In reality, we observe marshrutkas in the outskirts moving at minimal speed, usually with less than 10 km/h, which is consistent with our observations. Is this a Nash equilibrium? Only if it would not be profitable for a driver to change the speed. This is the case: going slowly is definitely no improvement because the driver is going at that speed at which the additional passengers per hour generated through further slowing down would be outweighed through the reduction in kilometers passed. Going faster, on the other hand, would just reduce the distance to the preceding driver, implying fewer passengers waiting to be collected. Hence, we are indeed in a Nash equilibrium.

Once the marshrutka enters the inner city districts, many marshrutka routes are merging into one route. Now a reduction of speed would not lead to more passengers, because the distance to the preceding marshrutkas is only marginally determined by the speed. The probability that at a crossroad a marshrutka enters the gap to the preceding bus is increasing in the length of that gap. So the distance to the preceding marshrutka is largely independent of the speed chosen by the driver, and the only motivation that remains is to make as many kilometers as possible within each hour. As a result, the optimal choice is now to go as fast as possible. Again, this is the Nash equilibrium choice of each driver in the inner-city districts.


The outcome of the strategic optimization of each driver is dissatisfied passengers, who have to wait long times at the bus stops in the outskirts, and car drivers who are hampered by slowly moving minibusses. Yet even the marshrutka drivers are dissatisfied with the equilibrium outcome. Assume that in the outskirts, every driver would speed up by one kilometer per hour. The number of passengers transported by the marshrutkas would not change through this, so the joint revenues of all marshrutka drivers would not be affected by such a change. Moreover, after the speed increase, every driver would go with the same speed, so the aggregate revenues would as before be shared in equal parts among all drivers. However, each driver would now need less time for transporting the same number of passengers, so the hourly wage would increase. For this reason, the best situation for every driver would be if drivers would go as fast as they can throughout their whole routes.

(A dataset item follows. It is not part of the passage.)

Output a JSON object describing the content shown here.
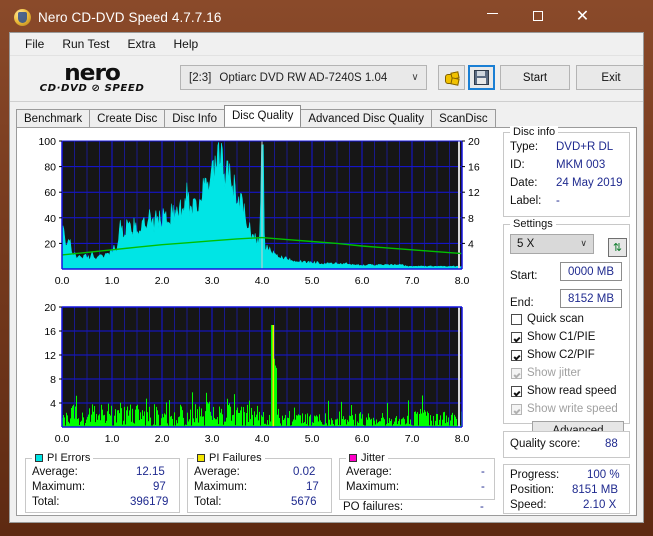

Unfortunately, this is no Nash equilibrium. If everybody would go as fast as possible, a driver would have an incentive to slow down and maximize the distance to the preceding driver (under the constraint that he does not let his follower overtake him). This unfortunate return to the bad equilibrium is illustrated graphically in the picture.

What we see here is one of the many examples in game theory, where uncoordinated strategic behavior of independent players leads to suboptimal outcomes. So do not blame the driver next time you are sitting in a marshrutka that moves at snail’s pace – he is just playing his Nash equilibrium strategy, and every rational person in his position would do that…

The views and analysis in this article belong solely to the author(s) and do not necessarily reflect the views of the international School of Economics at TSU (ISET) or ISET Policty Institute.